“The Fraud Section gave him a much wider scope of the potential for cases,” says Roberts, who retired from the Justice Department and is now a managing partner for Hinshaw & Culbertson in Springfield. “I think the BNL task force [investigating the Iraq loan] was probably a good opportunity to showcase his talents,” he adds.

Those talents were spotlighted again a few years later in another high-profile case that remains one of Michelich’s most memorable.

In 1997, he saw an announcement spread throughout the Criminal Division that the Justice Department was looking for experienced prosecutors to send to the War Crimes Tribunal in the Hague. It was a year-long detail, and a prospect Michelich thought would be “fascinating.”

“I had been a state prosecutor and a federal prosecutor,” he says. “Now I was going to be an international prosecutor.”

Michelich joined a team of prosecutors who sought indictments for alleged war criminals of the Bosnian war. Each team was assigned a geographical area to investigate alleged crimes. His section was in the Bosanski Samac region in northern Bosnia, along the border with Croatia, where several men had been accused of persecuting non-Serbs, with charges such as murder, torture, and other crimes against them.

While mostly working in the Hague, Michelich and his team twice traveled to the remote village of Orasje, which was the Bosanski Samac region’s equivalent of a county seat. There, he would question witnesses who had been convinced to come forward with their stories. Working through a translator, Michelich would briskly type their translated words into a laptop computer, then ask the witnesses to read a re-translated version and sign off on the testimony.

His work helped lead to the indictments of three major ringleaders of that area: Milan Simic, Miroslav Tadic, and Simo Zaric. Michelich later appeared at the tribunal, wearing translator’s headsets as he closely followed proceedings against the three men.

His time in Bosnia — driving among shelled-out buildings, staying in rat-infested hotels with intermittent electricity and undrinkable water, and meeting people who had been tortured in unspeakable ways — left an indelible impression.

“Here we have these people who are fighting for no reason other than they hate each other and they don’t know why they hate each other,” Michelich said, his voice rising as he remembers what he saw.

Returning to Washington, Michelich continued his work with the Fraud Section. Although not allowed to discuss any of his current cases, he did share details of one that recently concluded.

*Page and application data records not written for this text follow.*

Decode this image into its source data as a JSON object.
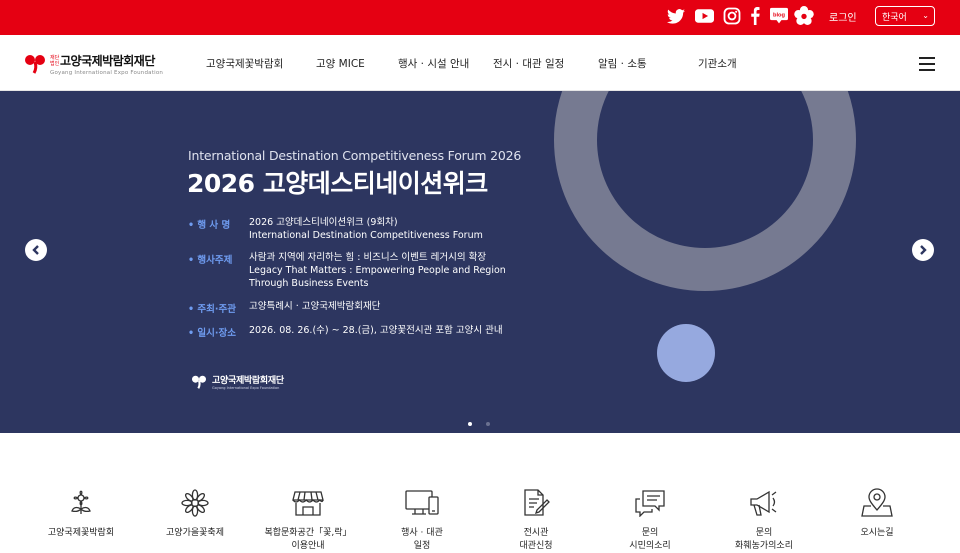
{
  "topbar": {
    "login_label": "로그인",
    "language_selected": "한국어",
    "sns_icons": [
      "twitter-icon",
      "youtube-icon",
      "instagram-icon",
      "facebook-icon",
      "blog-icon",
      "flower-sns-icon"
    ],
    "blog_label": "blog"
  },
  "header": {
    "logo_small": "재단법인",
    "logo_name": "고양국제박람회재단",
    "logo_sub": "Goyang International Expo Foundation",
    "nav": [
      "고양국제꽃박람회",
      "고양 MICE",
      "행사 · 시설 안내",
      "전시 · 대관 일정",
      "알림 · 소통",
      "기관소개"
    ]
  },
  "hero": {
    "subtitle": "International Destination Competitiveness Forum 2026",
    "title": "2026 고양데스티네이션위크",
    "info": [
      {
        "label": "• 행 사 명",
        "lines": [
          "2026 고양데스티네이션위크 (9회차)",
          "International Destination Competitiveness Forum"
        ]
      },
      {
        "label": "• 행사주제",
        "lines": [
          "사람과 지역에 자리하는 힘 : 비즈니스 이벤트 레거시의 확장",
          "Legacy That Matters : Empowering People and Region",
          "Through Business Events"
        ]
      },
      {
        "label": "• 주최·주관",
        "lines": [
          "고양특례시 · 고양국제박람회재단"
        ]
      },
      {
        "label": "• 일시·장소",
        "lines": [
          "2026. 08. 26.(수) ~ 28.(금), 고양꽃전시관 포함 고양시 관내"
        ]
      }
    ],
    "logo_name": "고양국제박람회재단",
    "logo_sub": "Goyang International Expo Foundation",
    "slide_count": 2,
    "active_slide": 1,
    "colors": {
      "background": "#2d3660",
      "ring": "#767a91",
      "dot": "#96a9df",
      "label": "#6f9cf0"
    }
  },
  "quick_menu": [
    {
      "icon": "flower-icon",
      "lines": [
        "고양국제꽃박람회"
      ]
    },
    {
      "icon": "autumn-flower-icon",
      "lines": [
        "고양가을꽃축제"
      ]
    },
    {
      "icon": "store-icon",
      "lines": [
        "복합문화공간「꽃,락」",
        "이용안내"
      ]
    },
    {
      "icon": "monitor-icon",
      "lines": [
        "행사 · 대관",
        "일정"
      ]
    },
    {
      "icon": "document-edit-icon",
      "lines": [
        "전시관",
        "대관신청"
      ]
    },
    {
      "icon": "chat-icon",
      "lines": [
        "문의",
        "시민의소리"
      ]
    },
    {
      "icon": "megaphone-icon",
      "lines": [
        "문의",
        "화훼농가의소리"
      ]
    },
    {
      "icon": "location-pin-icon",
      "lines": [
        "오시는길"
      ]
    }
  ],
  "brand": {
    "red": "#e50012"
  }
}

The fraud occurred in Keystone, W.Va., where a woman running a bank in one of the poorest areas of Appalachia was accused of stealing more than $60 million from her depositors. The twist was: once she got wind that the bank was being examined by the Federal Deposit Insurance Corporation, she boxed up all her records and buried them in a 100-foot-long, 30-foot-wide and 10-foot-deep hole in her ranch that had been bulldozed by her ranch hands.

Michelich and others went through the dug-up documents and found out what had caused the bank to fail. Pleading guilty and convicted, the bank owner faced the same lesson learned over the years by dozens of other criminals: you can’t run far enough or dig a hole deep enough to hide from John Michelich’s relentless search for justice.